Tasmania currently grows about 50 percent of the world’s legal opium poppies. These produce the morphine for most modern analgesics, as well as thebaine for specialist drugs like buprenorphine and oxycodone. The UN regulates poppy agriculture to keep the plants off the black market, but also to ensure there are enough painkillers to meet world demand. The current problem is that demand has surpassed production, yet Tasmania is just about at capacity. Getting more poppies grown is a bureaucratic and political nightmare, but it looks like one state will take it on. Enter Victoria.
Victoria was already processing a lot of product from Tasmania, plus it has a similar climate, and their recently willing government has sealed the deal. The three companies that rule Tassie’s industry—GlaxoSmithKline, Johnson & Johnson, and TPI Enterprises—are now pushing the final touches through state parliament and are hoping to get plants in the ground this winter. TPI Enterprises has even spent the past weeks holding information nights for Victorian farmers. According to CEO Jarrod Ritchie, they’ve had enough interest to plant between 1,200 and 2,500 hectares this year. “That is compared with around 25,000 in Tasmania, but in my estimate, the industry will be growing 10 percent more of what is already being grown in Tasmania.”
No, you won’t be able to get high. There are a few reasons for this, starting with the fact that the poppies will be grown in secret, isolated farms away from main roads. But the most serious disincentive is that most of the plants will be producing a nasty chemical called thebaine. Thebaine is an alkaloid from the sap of the Papaver somniferum poppy, which becomes morphine as the plant develops. But if you douse the soil in growth regulators, its thebaine never matures, and you’ll end up with a product that requires a lengthy chemical process to become edible. If you try eating it raw, you’ll die a sad, painful death, as a Danish tourist learned this year.
It started when two 26-year-old Danes broke into a farm near Oatlands, about 50 miles north of Hobart, and stole enough poppy heads to boil into a tea. One of them went for a walk while the other stayed back in a camper van to get high but instead became sick and ended up in bed. His friend found him dead the next morning, after he’d suffered convulsions similar to those of strychnine poisoning. That was February 18, and it was the third such death in three years.
“It’s the same way people will always want to drink too much alcohol or drive too fast," Ritchie says simply. “And that’s very much a concern, and there are systems in place to minimize the harm.
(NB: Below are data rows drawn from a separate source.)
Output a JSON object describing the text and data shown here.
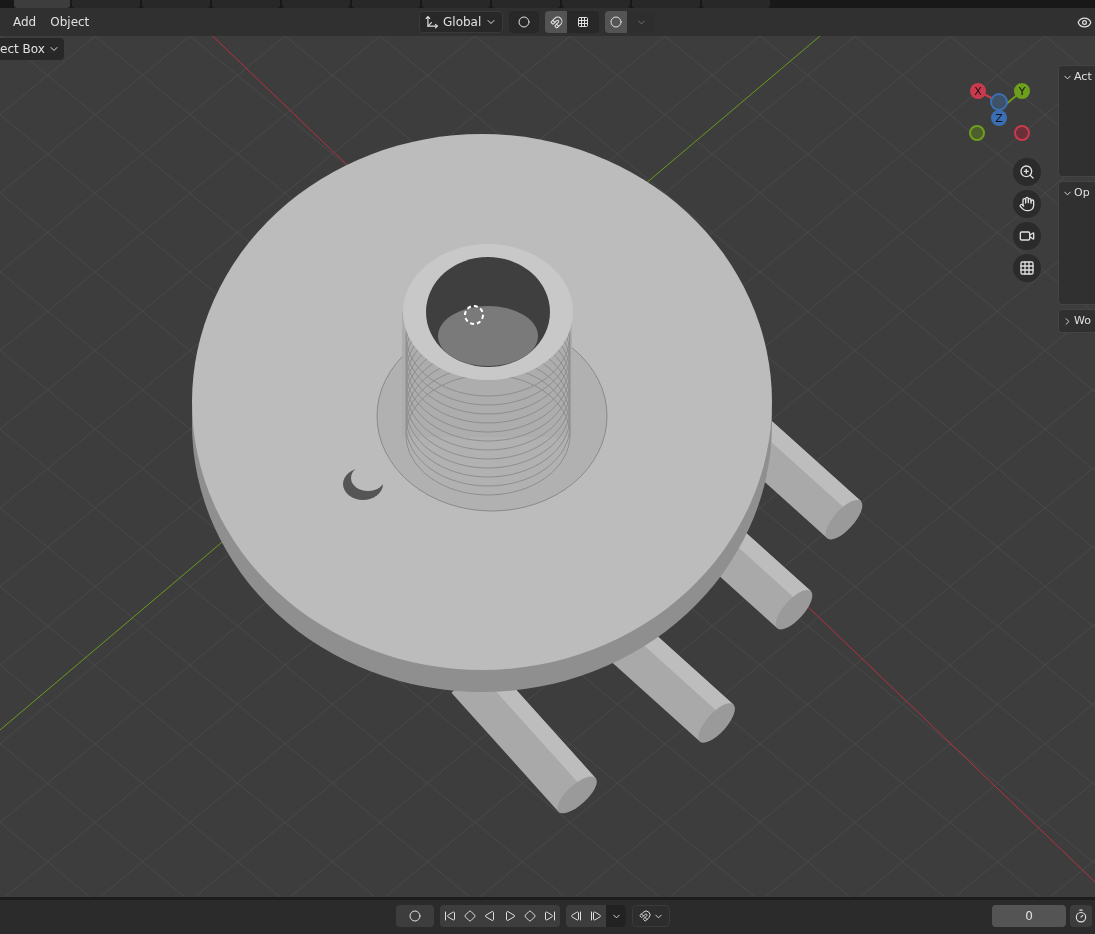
{
  "workspace_tabs": [
    {
      "selected": true
    },
    {
      "selected": false
    },
    {
      "selected": false
    },
    {
      "selected": false
    },
    {
      "selected": false
    },
    {
      "selected": false
    },
    {
      "selected": false
    },
    {
      "selected": false
    },
    {
      "selected": false
    },
    {
      "selected": false
    },
    {
      "selected": false
    }
  ],
  "header": {
    "menus": [
      "Add",
      "Object"
    ],
    "transform_orientation": "Global",
    "snap": {
      "on": true
    },
    "proportional_editing": {
      "on": true
    }
  },
  "select_mode": "ect Box",
  "gizmo": {
    "axes": [
      {
        "label": "X",
        "color": "#c93a4f"
      },
      {
        "label": "Y",
        "color": "#6d9e1c"
      },
      {
        "label": "Z",
        "color": "#3a6fb5"
      }
    ]
  },
  "side_panels": [
    {
      "title": "Act",
      "expanded": true
    },
    {
      "title": "Op",
      "expanded": true
    },
    {
      "title": "Wo",
      "expanded": false
    }
  ],
  "timeline": {
    "auto_keying": {
      "on": false
    },
    "current_frame": "0"
  }
}
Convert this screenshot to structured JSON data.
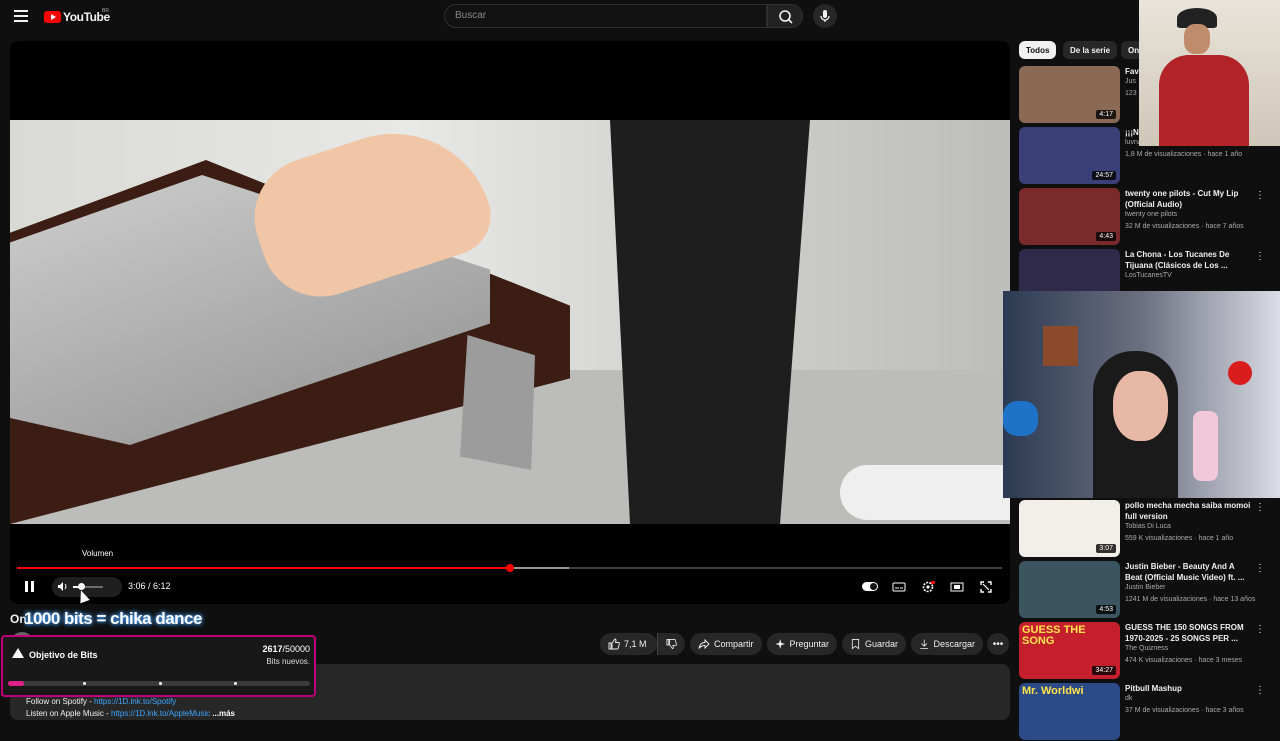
{
  "masthead": {
    "logo_text": "YouTube",
    "country_code": "BR",
    "search_placeholder": "Buscar"
  },
  "player": {
    "volume_tooltip": "Volumen",
    "current_time": "3:06",
    "separator": " / ",
    "duration": "6:12",
    "progress_fraction": 0.5,
    "buffered_fraction": 0.56,
    "volume_fraction": 0.3
  },
  "video": {
    "title_prefix": "On",
    "overlay_text": "1000 bits = chika dance",
    "likes": "7,1 M",
    "actions": {
      "share": "Compartir",
      "ask": "Preguntar",
      "save": "Guardar",
      "download": "Descargar"
    }
  },
  "description": {
    "line1_label": "Follow on Spotify - ",
    "line1_link": "https://1D.lnk.to/Spotify",
    "line2_label": "Listen on Apple Music - ",
    "line2_link": "https://1D.lnk.to/AppleMusic",
    "more": "...más"
  },
  "bits_goal": {
    "title": "Objetivo de Bits",
    "current": "2617",
    "target": "/50000",
    "subtitle": "Bits nuevos.",
    "fraction": 0.052
  },
  "chips": [
    "Todos",
    "De la serie",
    "On"
  ],
  "recommendations": [
    {
      "title": "Fav",
      "channel": "Jus",
      "meta": "123",
      "duration": "4:17",
      "thumb_color": "#8a6a55"
    },
    {
      "title": "¡¡¡N",
      "channel": "luvnamanl",
      "meta": "1,8 M de visualizaciones · hace 1 año",
      "duration": "24:57",
      "thumb_color": "#3b3f78"
    },
    {
      "title": "twenty one pilots - Cut My Lip (Official Audio)",
      "channel": "twenty one pilots",
      "meta": "32 M de visualizaciones · hace 7 años",
      "duration": "4:43",
      "thumb_color": "#7a2a2a"
    },
    {
      "title": "La Chona - Los Tucanes De Tijuana (Clásicos de Los ...",
      "channel": "LosTucanesTV",
      "meta": "",
      "duration": "",
      "thumb_color": "#2f2a4a"
    },
    {
      "title": "pollo mecha mecha saiba momoi full version",
      "channel": "Tobias Di Luca",
      "meta": "559 K visualizaciones · hace 1 año",
      "duration": "3:07",
      "thumb_color": "#f2efe8"
    },
    {
      "title": "Justin Bieber - Beauty And A Beat (Official Music Video) ft. ...",
      "channel": "Justin Bieber",
      "meta": "1241 M de visualizaciones · hace 13 años",
      "duration": "4:53",
      "thumb_color": "#3a5560"
    },
    {
      "title": "GUESS THE 150 SONGS FROM 1970-2025 - 25 SONGS PER ...",
      "channel": "The Quizness",
      "meta": "474 K visualizaciones · hace 3 meses",
      "duration": "34:27",
      "thumb_color": "#c51f2d",
      "thumb_text": "GUESS THE SONG"
    },
    {
      "title": "Pitbull Mashup",
      "channel": "dk",
      "meta": "37 M de visualizaciones · hace 3 años",
      "duration": "",
      "thumb_color": "#2c4a86",
      "thumb_text": "Mr. Worldwi"
    }
  ],
  "colors": {
    "accent": "#ff0000",
    "bits_border": "#c0007a",
    "bits_fill": "#e0218a",
    "link": "#3ea6ff"
  }
}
We’ll be putting in security for field monitoring, appropriate fencing, and signage, because of course we don’t want to see that happening again.”
Tasmania’s opiate security measures have been so successful that heroin is virtually unavailable on the island, which has created a rather ironic misuse of prescription opiates. The state’s paper, the Mercury, last year reported that “Tasmania has the highest abuse rate for the pharmaceutical opiate painkiller Oxycodone, and the second highest abuse of morphine and methadone [in the country].” Also ironic is the fact that a lot of Tasmanian thebaine ends up as Oxycodone, but whether the introduction of a poppy industry into Victoria will affect the state’s taste for prescription drugs is yet to be seen.
So how do Tasmanian farmers feel about losing their monopoly? “Well, there are farmers who have had a protected position and don’t want to compete with Victoria,” admits Ritchie. “And I’m empathetic with that, but restricting the industries growth will only harm it. This is (a) an industry that is a human right and (b) an industry that is growing.”
And luring Victorians with “$6,000 to $8,000 / hectare [for] very diligent farmers,” according to TPI’s own information guide, it’s probably something the Tasmanians will have to just put up with.